IAEA Board of Governors: North Korea Statement

Application of Safeguards in the Democratic People’s Republic of Korea

IAEA Board of Governors Meeting
March 7-11, 2011

Agenda Item 4(b)

Application of Safeguards in the Democratic People’s Republic of Korea

U.S. Statement

Ambassador Glyn Davies
Permanent US Representative to the IAEA

Mr. Chairman,

The DPRK’s disclosure last November of a uranium enrichment facility and light water reactor construction remains a matter of serious concern for the United States.  Let me restate unequivocally what the international community recognizes as an unambiguous and inescapable fact:  these activities are clear violations of North Korea’s obligations under UN Security Council Resolutions 1718 and 1874, and contrary to its September 2005 Joint Statement commitments.  North Korea claimed that enrichment and light water efforts at Yongbyon began after it expelled IAEA and U.S. inspectors in April 2009, therefore, by its own admission, the DPRK confirmed that it stands in violation of both UN resolutions and the Joint Statement.  North Korea is required under the UN resolutions, and has committed under the Joint Statement, to abandon all nuclear weapons and existing nuclear programs.

Mr. Chairman,

The United States and the international community will continue to insist that North Korea comply with its obligations and commitments by immediately ceasing all nuclear programs and related activities, including all those related to uranium enrichment.  North Korea’s development of an enrichment capability compromises objectives central to the integrity of the nonproliferation regime:  preventing the advance of nuclear weapons capabilities and onward proliferation of fissile material and sensitive nuclear technologies.  North Korea’s long track record of pursuit of a nuclear weapons capability and proliferation speaks for itself.   North Korea’s nuclear weapons program, coupled with its provocative behavior and continued disregard for its international obligations and commitments, further heighten our concerns about its nuclear program and the threat it poses to international peace and security.
Mr. Chairman,

The international community bears a responsibility to address our mutual concerns about the threat posed by North Korea’s nuclear program and proliferation.  We urge all Member States to redouble their efforts to implement UN resolutions 1718 and 1874 fully and transparently.  We must all exercise robust vigilance against North Korea’s attempts to procure, and fund the acquisition of, equipment and technology to sustain and advance its prohibited nuclear activities.
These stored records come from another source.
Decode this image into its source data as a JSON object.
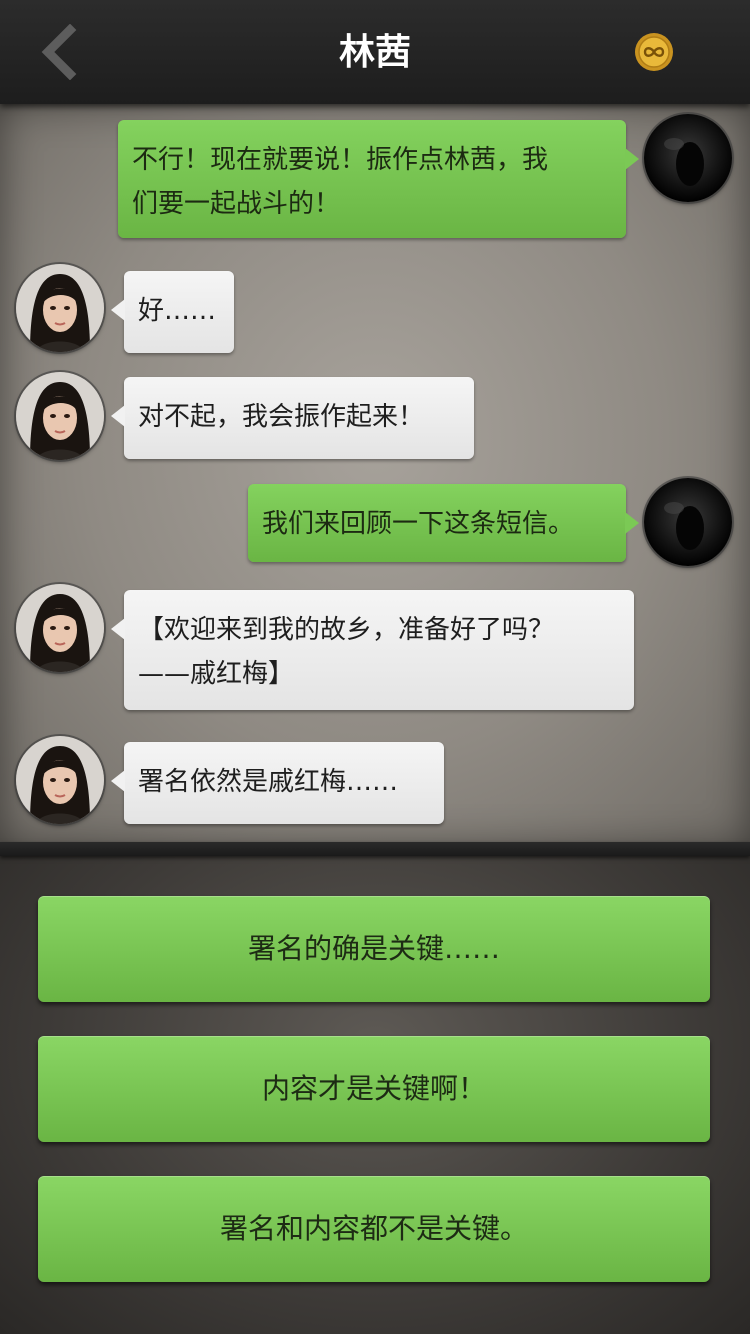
{
  "header": {
    "title": "林茜",
    "back_icon": "chevron-left-icon",
    "coin_icon": "infinity-coin-icon"
  },
  "messages": [
    {
      "from": "me",
      "text": "不行！现在就要说！振作点林茜，我\n们要一起战斗的！"
    },
    {
      "from": "them",
      "text": "好……"
    },
    {
      "from": "them",
      "text": "对不起，我会振作起来！"
    },
    {
      "from": "me",
      "text": "我们来回顾一下这条短信。"
    },
    {
      "from": "them",
      "text": "【欢迎来到我的故乡，准备好了吗？\n——戚红梅】"
    },
    {
      "from": "them",
      "text": "署名依然是戚红梅……"
    }
  ],
  "choices": [
    {
      "label": "署名的确是关键……"
    },
    {
      "label": "内容才是关键啊！"
    },
    {
      "label": "署名和内容都不是关键。"
    }
  ],
  "colors": {
    "bubble_me": "#7bc955",
    "bubble_them": "#f1f1f1",
    "choice_green": "#78c552",
    "header_bg": "#262626"
  }
}
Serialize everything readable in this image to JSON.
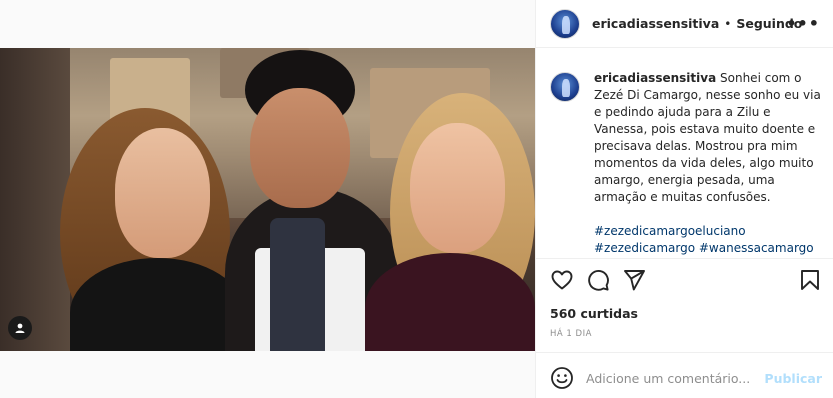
{
  "post": {
    "username": "ericadiassensitiva",
    "separator": "•",
    "follow_status": "Seguindo",
    "more_label": "•••"
  },
  "caption": {
    "username": "ericadiassensitiva",
    "text": "Sonhei com o Zezé Di Camargo, nesse sonho eu via e pedindo ajuda para a Zilu e Vanessa, pois estava muito doente e precisava delas. Mostrou pra mim momentos da vida deles, algo muito amargo, energia pesada, uma armação e muitas confusões.",
    "hashtags": [
      "#zezedicamargoeluciano",
      "#zezedicamargo",
      "#wanessacamargo"
    ]
  },
  "actions": {
    "icons": [
      "heart-icon",
      "comment-icon",
      "share-icon",
      "bookmark-icon"
    ]
  },
  "likes": "560 curtidas",
  "timestamp": "HÁ 1 DIA",
  "comment": {
    "placeholder": "Adicione um comentário...",
    "publish_label": "Publicar"
  },
  "colors": {
    "link": "#00376b",
    "publish_disabled": "#b2dffc",
    "muted": "#8e8e8e"
  }
}
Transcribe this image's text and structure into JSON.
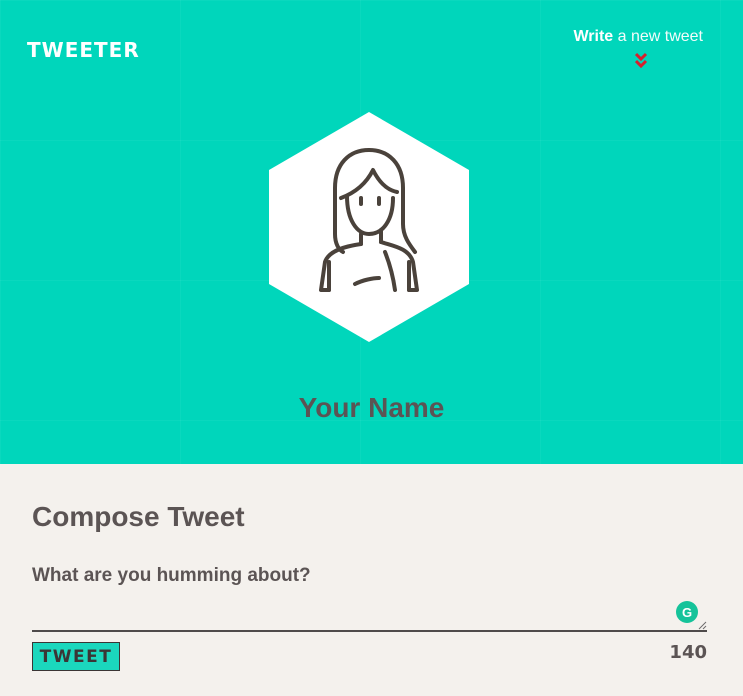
{
  "header": {
    "brand": "TWEETER",
    "write_strong": "Write",
    "write_light": " a new tweet",
    "chevron_icon": "double-chevron-down-icon",
    "accent_color": "#00d6bb",
    "chevron_color": "#d5202d"
  },
  "profile": {
    "avatar_icon": "user-avatar-icon",
    "name": "Your Name"
  },
  "compose": {
    "title": "Compose Tweet",
    "label": "What are you humming about?",
    "input_value": "",
    "grammarly_icon": "grammarly-icon",
    "grammarly_glyph": "G",
    "tweet_button": "TWEET",
    "char_count": "140"
  }
}
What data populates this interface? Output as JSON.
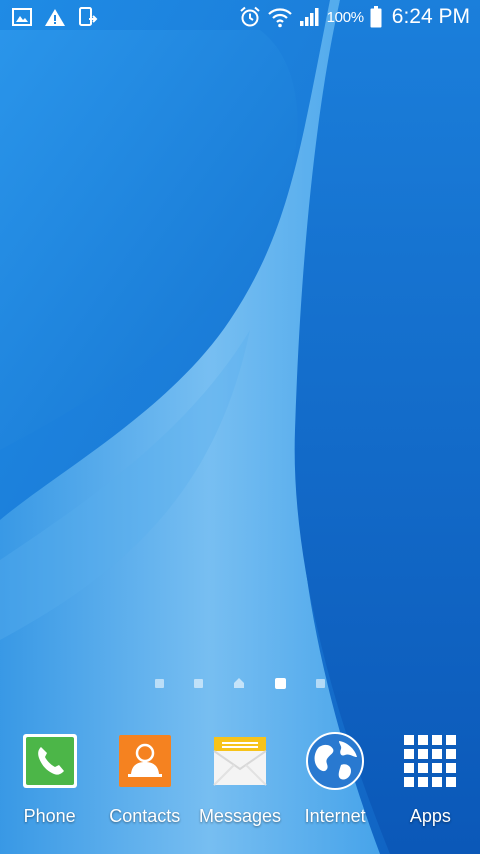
{
  "status_bar": {
    "left_icons": [
      "gallery-icon",
      "warning-icon",
      "screen-mirror-icon"
    ],
    "right_icons": [
      "alarm-icon",
      "wifi-icon",
      "signal-icon",
      "battery-icon"
    ],
    "battery_percent": "100%",
    "time": "6:24 PM"
  },
  "home": {
    "pages": 5,
    "home_page_index": 2,
    "active_page_index": 3
  },
  "dock": {
    "apps": [
      {
        "label": "Phone",
        "icon": "phone-icon",
        "color": "#4cb648"
      },
      {
        "label": "Contacts",
        "icon": "contacts-icon",
        "color": "#f58220"
      },
      {
        "label": "Messages",
        "icon": "messages-icon",
        "color": "#f7c31a"
      },
      {
        "label": "Internet",
        "icon": "globe-icon",
        "color": "#2979d0"
      },
      {
        "label": "Apps",
        "icon": "apps-grid-icon",
        "color": "#ffffff"
      }
    ]
  }
}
The United States firmly believes that a dual-track approach offers the best prospects for achieving denuclearization and stability.  We are open to meaningful engagement with North Korea but will continue to pursue the full and transparent implementation of national and multilateral sanctions.  We continue to consult closely with our partners in the Six-Party process.  We have made it clear that before any resumption of Six-Party Talks, North Korea must take meaningful steps toward reducing inter-Korean tensions and demonstrate its sincerity and willingness to engage in serious negotiations, including through concrete steps to meet its international obligations and commitments and make progress toward achieving the goal of the 2005 Joint Statement:  the verifiable denuclearization of the Korean Peninsula in a peaceful manner.  As we have stressed before, there remains a positive path open to North Korea – it has the choice to take that path that will lead to security and economic opportunity, or to continue in its course of confrontation and isolation.
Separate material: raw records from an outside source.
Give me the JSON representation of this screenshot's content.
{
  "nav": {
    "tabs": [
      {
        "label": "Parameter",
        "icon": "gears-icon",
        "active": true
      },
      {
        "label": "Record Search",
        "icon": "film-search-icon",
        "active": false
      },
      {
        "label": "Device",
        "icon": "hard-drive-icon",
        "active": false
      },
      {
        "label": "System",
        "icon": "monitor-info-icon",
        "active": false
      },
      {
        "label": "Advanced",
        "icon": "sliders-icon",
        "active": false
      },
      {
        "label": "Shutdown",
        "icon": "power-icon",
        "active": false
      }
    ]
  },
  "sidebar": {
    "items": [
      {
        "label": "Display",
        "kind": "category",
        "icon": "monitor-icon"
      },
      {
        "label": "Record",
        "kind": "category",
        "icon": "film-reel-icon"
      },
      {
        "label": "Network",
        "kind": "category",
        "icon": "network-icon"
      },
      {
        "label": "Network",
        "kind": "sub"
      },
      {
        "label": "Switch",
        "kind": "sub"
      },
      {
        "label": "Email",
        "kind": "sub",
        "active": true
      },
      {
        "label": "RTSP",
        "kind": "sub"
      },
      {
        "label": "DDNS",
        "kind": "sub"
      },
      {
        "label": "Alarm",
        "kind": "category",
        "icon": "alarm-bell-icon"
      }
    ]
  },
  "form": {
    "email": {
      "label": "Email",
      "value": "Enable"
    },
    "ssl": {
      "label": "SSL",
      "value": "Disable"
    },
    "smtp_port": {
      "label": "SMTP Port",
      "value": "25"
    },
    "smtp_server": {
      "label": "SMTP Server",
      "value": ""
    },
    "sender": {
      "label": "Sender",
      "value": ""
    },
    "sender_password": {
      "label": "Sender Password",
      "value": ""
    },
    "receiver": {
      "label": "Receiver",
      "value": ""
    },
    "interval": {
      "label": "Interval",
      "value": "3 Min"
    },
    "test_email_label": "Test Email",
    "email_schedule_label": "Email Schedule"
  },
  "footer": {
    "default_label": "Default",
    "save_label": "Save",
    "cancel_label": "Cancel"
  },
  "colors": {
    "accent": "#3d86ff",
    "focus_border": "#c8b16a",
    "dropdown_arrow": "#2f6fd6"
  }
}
Going forward, the United States and our Five-Party partners continue to maintain our strong support for an important role for the IAEA in the DPRK, consistent with the requirements of UN Security Council Resolutions 1718 and 1874.  To that end, we encourage the Secretariat to maintain the capability to re-establish implementation of verification activities in the DPRK.
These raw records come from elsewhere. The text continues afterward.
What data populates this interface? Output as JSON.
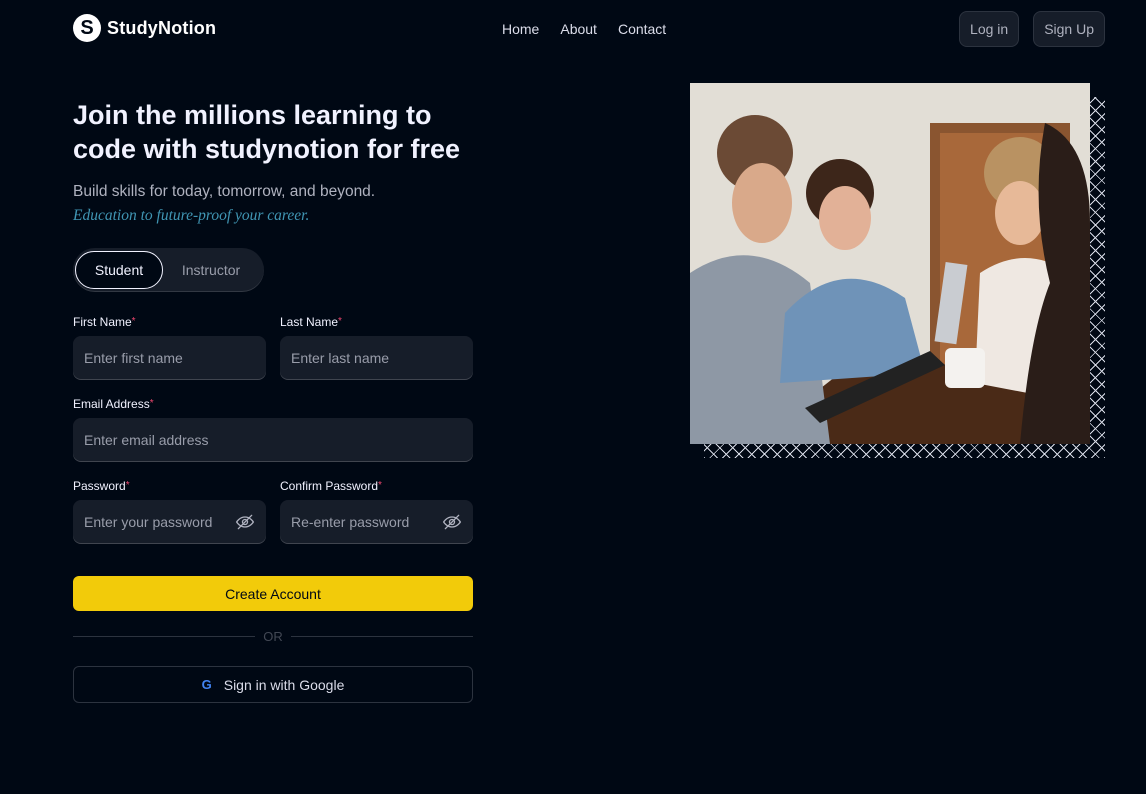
{
  "brand": {
    "logo_letter": "S",
    "name": "StudyNotion"
  },
  "nav": {
    "links": [
      "Home",
      "About",
      "Contact"
    ]
  },
  "auth": {
    "login": "Log in",
    "signup": "Sign Up"
  },
  "hero": {
    "title": "Join the millions learning to code with studynotion for free",
    "subtitle": "Build skills for today, tomorrow, and beyond.",
    "tagline": "Education to future-proof your career."
  },
  "account_type": {
    "options": [
      "Student",
      "Instructor"
    ],
    "selected": "Student"
  },
  "form": {
    "first_name": {
      "label": "First Name",
      "placeholder": "Enter first name"
    },
    "last_name": {
      "label": "Last Name",
      "placeholder": "Enter last name"
    },
    "email": {
      "label": "Email Address",
      "placeholder": "Enter email address"
    },
    "password": {
      "label": "Password",
      "placeholder": "Enter your password"
    },
    "confirm_password": {
      "label": "Confirm Password",
      "placeholder": "Re-enter password"
    },
    "required_mark": "*",
    "submit": "Create Account",
    "divider": "OR",
    "google": "Sign in with Google",
    "google_icon_letter": "G"
  },
  "colors": {
    "background": "#000814",
    "accent": "#FFD60A",
    "tagline": "#47A5C5",
    "required": "#EF476F"
  },
  "icons": [
    "eye-off-icon",
    "google-icon"
  ]
}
Mr. Chairman,

Addressing North Korea’s nuclear program remains a difficult and critical challenge, but one we must take on with unified resolve with all the diplomatic tools at our disposal.  Our collective message to North Korea has been loud and clear:  we do not accept North Korea as a nuclear weapon state.  We seek an immediate halt of all nuclear activities in the DPRK, including enrichment, leading to irreversible steps toward complete and verifiable denuclearization, and to North Korea’s return, at an early date, to the NPT and IAEA safeguards.

Thank you, Mr. Chairman.